DIY Smoke Damage Remediation Tips For Homeowners Without Fire Insurance

Posted on: 22 February 2022

If your home just had a fire, then there's a good chance it has extensive smoke damage. Even small fires that are contained to one or two rooms will spread smoke into the rest of the interior. 

The lingering damage will make your home smell like smoke and will discolor walls, furniture, and other possessions. For this reason, you will need to start your recovery effort by tackling the smoke damage remediation.

If you have homeowner's insurance, then they will send out a professional crew to clean, repair, and restore your home after a house fire. However, if your home was mortgage-free and you opted to not have fire insurance, then the cleanup is on you to either do it yourself or pay for a professional damage contractor.

If you decide to go at cleaning up the smoke damage as a DIY project, these tips will help you:

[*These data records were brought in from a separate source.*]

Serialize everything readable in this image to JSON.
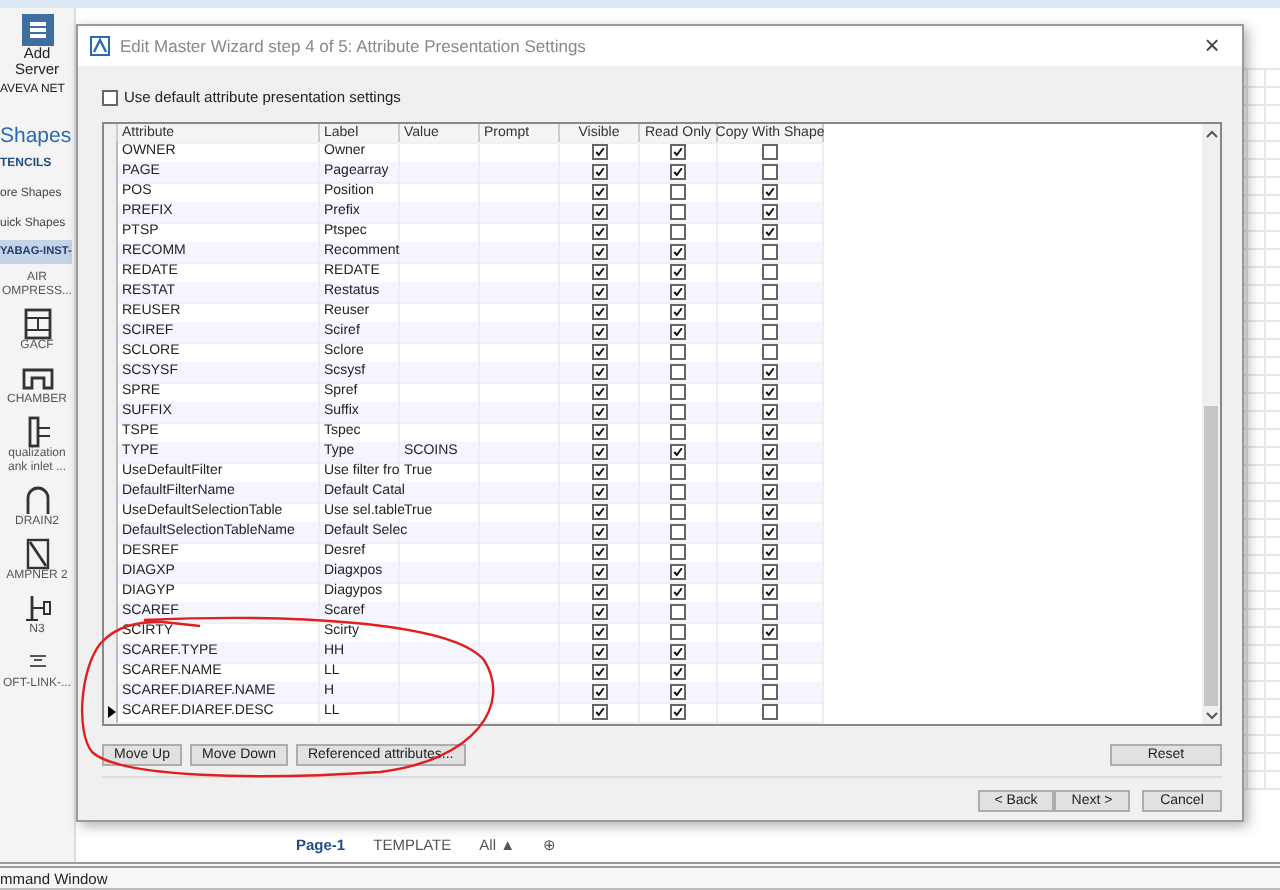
{
  "ribbon": {
    "button": "Add Server",
    "group_label": "AVEVA NET"
  },
  "sidebar": {
    "title": "Shapes",
    "tab": "TENCILS",
    "links": [
      "ore Shapes",
      "uick Shapes"
    ],
    "stencils": [
      {
        "label": "YABAG-INST-",
        "selected": true
      }
    ],
    "shapes": [
      {
        "label": "AIR OMPRESS..."
      },
      {
        "label": "GACF"
      },
      {
        "label": "CHAMBER"
      },
      {
        "label": "qualization ank inlet ..."
      },
      {
        "label": "DRAIN2"
      },
      {
        "label": "AMPNER 2"
      },
      {
        "label": "N3"
      },
      {
        "label": "OFT-LINK-..."
      }
    ]
  },
  "page_tabs": [
    {
      "label": "Page-1",
      "selected": true
    },
    {
      "label": "TEMPLATE",
      "selected": false
    }
  ],
  "page_filter": "All ▲",
  "add_page": "⊕",
  "command_window": "mmand Window",
  "dialog": {
    "title": "Edit Master Wizard step 4 of 5: Attribute Presentation Settings",
    "close": "×",
    "use_default": {
      "label": "Use default attribute presentation settings",
      "checked": false
    },
    "table": {
      "columns": [
        "Attribute",
        "Label",
        "Value",
        "Prompt",
        "Visible",
        "Read Only",
        "Copy With Shape"
      ],
      "rows": [
        {
          "attribute": "OWNER",
          "label": "Owner",
          "visible": true,
          "read_only": true,
          "copy_with_shape": false,
          "selected": false
        },
        {
          "attribute": "PAGE",
          "label": "Pagearray",
          "visible": true,
          "read_only": true,
          "copy_with_shape": false,
          "selected": false
        },
        {
          "attribute": "POS",
          "label": "Position",
          "visible": true,
          "read_only": false,
          "copy_with_shape": true,
          "selected": false
        },
        {
          "attribute": "PREFIX",
          "label": "Prefix",
          "visible": true,
          "read_only": false,
          "copy_with_shape": true,
          "selected": false
        },
        {
          "attribute": "PTSP",
          "label": "Ptspec",
          "visible": true,
          "read_only": false,
          "copy_with_shape": true,
          "selected": false
        },
        {
          "attribute": "RECOMM",
          "label": "Recomment",
          "visible": true,
          "read_only": true,
          "copy_with_shape": false,
          "selected": false
        },
        {
          "attribute": "REDATE",
          "label": "REDATE",
          "visible": true,
          "read_only": true,
          "copy_with_shape": false,
          "selected": false
        },
        {
          "attribute": "RESTAT",
          "label": "Restatus",
          "visible": true,
          "read_only": true,
          "copy_with_shape": false,
          "selected": false
        },
        {
          "attribute": "REUSER",
          "label": "Reuser",
          "visible": true,
          "read_only": true,
          "copy_with_shape": false,
          "selected": false
        },
        {
          "attribute": "SCIREF",
          "label": "Sciref",
          "visible": true,
          "read_only": true,
          "copy_with_shape": false,
          "selected": false
        },
        {
          "attribute": "SCLORE",
          "label": "Sclore",
          "visible": true,
          "read_only": false,
          "copy_with_shape": false,
          "selected": false
        },
        {
          "attribute": "SCSYSF",
          "label": "Scsysf",
          "visible": true,
          "read_only": false,
          "copy_with_shape": true,
          "selected": false
        },
        {
          "attribute": "SPRE",
          "label": "Spref",
          "visible": true,
          "read_only": false,
          "copy_with_shape": true,
          "selected": false
        },
        {
          "attribute": "SUFFIX",
          "label": "Suffix",
          "visible": true,
          "read_only": false,
          "copy_with_shape": true,
          "selected": false
        },
        {
          "attribute": "TSPE",
          "label": "Tspec",
          "visible": true,
          "read_only": false,
          "copy_with_shape": true,
          "selected": false
        },
        {
          "attribute": "TYPE",
          "label": "Type",
          "value": "SCOINS",
          "visible": true,
          "read_only": true,
          "copy_with_shape": true,
          "selected": false
        },
        {
          "attribute": "UseDefaultFilter",
          "label": "Use filter fro",
          "value": "True",
          "visible": true,
          "read_only": false,
          "copy_with_shape": true,
          "selected": false
        },
        {
          "attribute": "DefaultFilterName",
          "label": "Default Catal",
          "visible": true,
          "read_only": false,
          "copy_with_shape": true,
          "selected": false
        },
        {
          "attribute": "UseDefaultSelectionTable",
          "label": "Use sel.table",
          "value": "True",
          "visible": true,
          "read_only": false,
          "copy_with_shape": true,
          "selected": false
        },
        {
          "attribute": "DefaultSelectionTableName",
          "label": "Default Selec",
          "visible": true,
          "read_only": false,
          "copy_with_shape": true,
          "selected": false
        },
        {
          "attribute": "DESREF",
          "label": "Desref",
          "visible": true,
          "read_only": false,
          "copy_with_shape": true,
          "selected": false
        },
        {
          "attribute": "DIAGXP",
          "label": "Diagxpos",
          "visible": true,
          "read_only": true,
          "copy_with_shape": true,
          "selected": false
        },
        {
          "attribute": "DIAGYP",
          "label": "Diagypos",
          "visible": true,
          "read_only": true,
          "copy_with_shape": true,
          "selected": false
        },
        {
          "attribute": "SCAREF",
          "label": "Scaref",
          "visible": true,
          "read_only": false,
          "copy_with_shape": false,
          "selected": false
        },
        {
          "attribute": "SCIRTY",
          "label": "Scirty",
          "visible": true,
          "read_only": false,
          "copy_with_shape": true,
          "selected": false
        },
        {
          "attribute": "SCAREF.TYPE",
          "label": "HH",
          "visible": true,
          "read_only": true,
          "copy_with_shape": false,
          "selected": false
        },
        {
          "attribute": "SCAREF.NAME",
          "label": "LL",
          "visible": true,
          "read_only": true,
          "copy_with_shape": false,
          "selected": false
        },
        {
          "attribute": "SCAREF.DIAREF.NAME",
          "label": "H",
          "visible": true,
          "read_only": true,
          "copy_with_shape": false,
          "selected": false
        },
        {
          "attribute": "SCAREF.DIAREF.DESC",
          "label": "LL",
          "visible": true,
          "read_only": true,
          "copy_with_shape": false,
          "selected": true
        }
      ]
    },
    "table_buttons": [
      "Move Up",
      "Move Down",
      "Referenced attributes..."
    ],
    "reset_button": "Reset",
    "nav_buttons": [
      "< Back",
      "Next >",
      "Cancel"
    ]
  }
}
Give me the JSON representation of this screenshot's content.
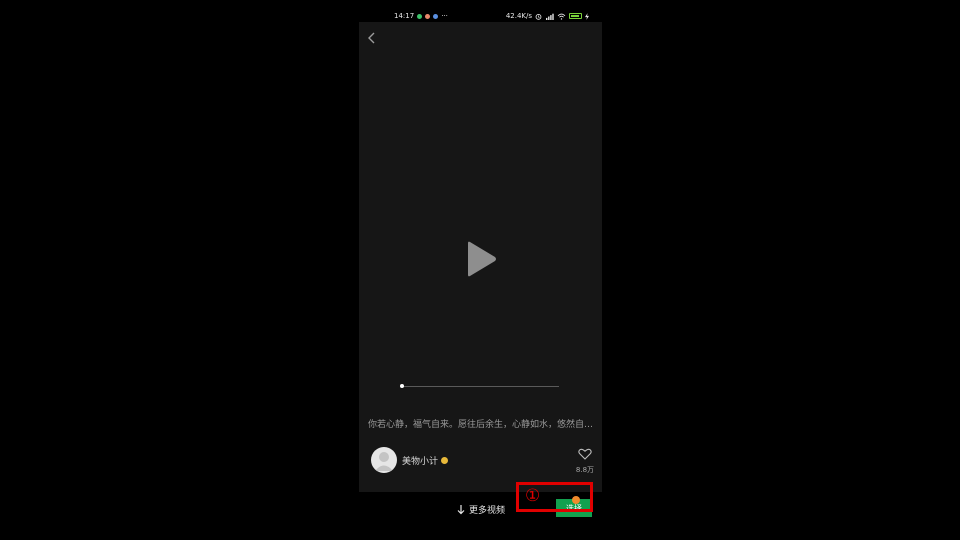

Tip: Learn to Identify Smoke Damage

Before you can adequately clean a home with smoke damage, you need to be able to identify all of the affected areas. Since smoke damage doesn't all happen in the immediate area of the fire, you will need to inspect your entire home for the tell-tale signs.

Smoke damage is identifiable by the following:

  • discolored paint
  • a layer of black dust
  • soot-streaked or blackened areas
  • a strong odor of smoke

Once you have identified the smoke-damaged areas, then you can start the process of remediation.

Tip: Scrub the Ceiling and Walls

Any home that has suffered fire damage will have an accumulation of smoke and soot on its interior walls and ceilings. While most people clean the walls, they often forget about cleaning the ceiling.

The easiest way to clean up soot accumulation is with a commercial soot remover dissolved in a bucket of hot water. Use rags for wall areas you can reach and a sponge mop on the ceiling and other hard-to-reach areas.

Start cleaning on the ceiling and then work your way down each wall to prevent dripping onto an already-cleaned surface.

Tip: Clean the Windows with White Vinegar

Soot and chemicals from the fire will also coat the inside of your home's windows. The easiest way to clean them is to use a spray bottle of white vinegar and newspaper. 

Spray each window with a liberal amount of vinegar and then wipe them off with newspaper. The newspaper will not leave behind paper fibers like paper towels and will leave your windows streak-free. 

If the damage is extensive or you need professional assistance, contact a company that offers smoke damage restoration services.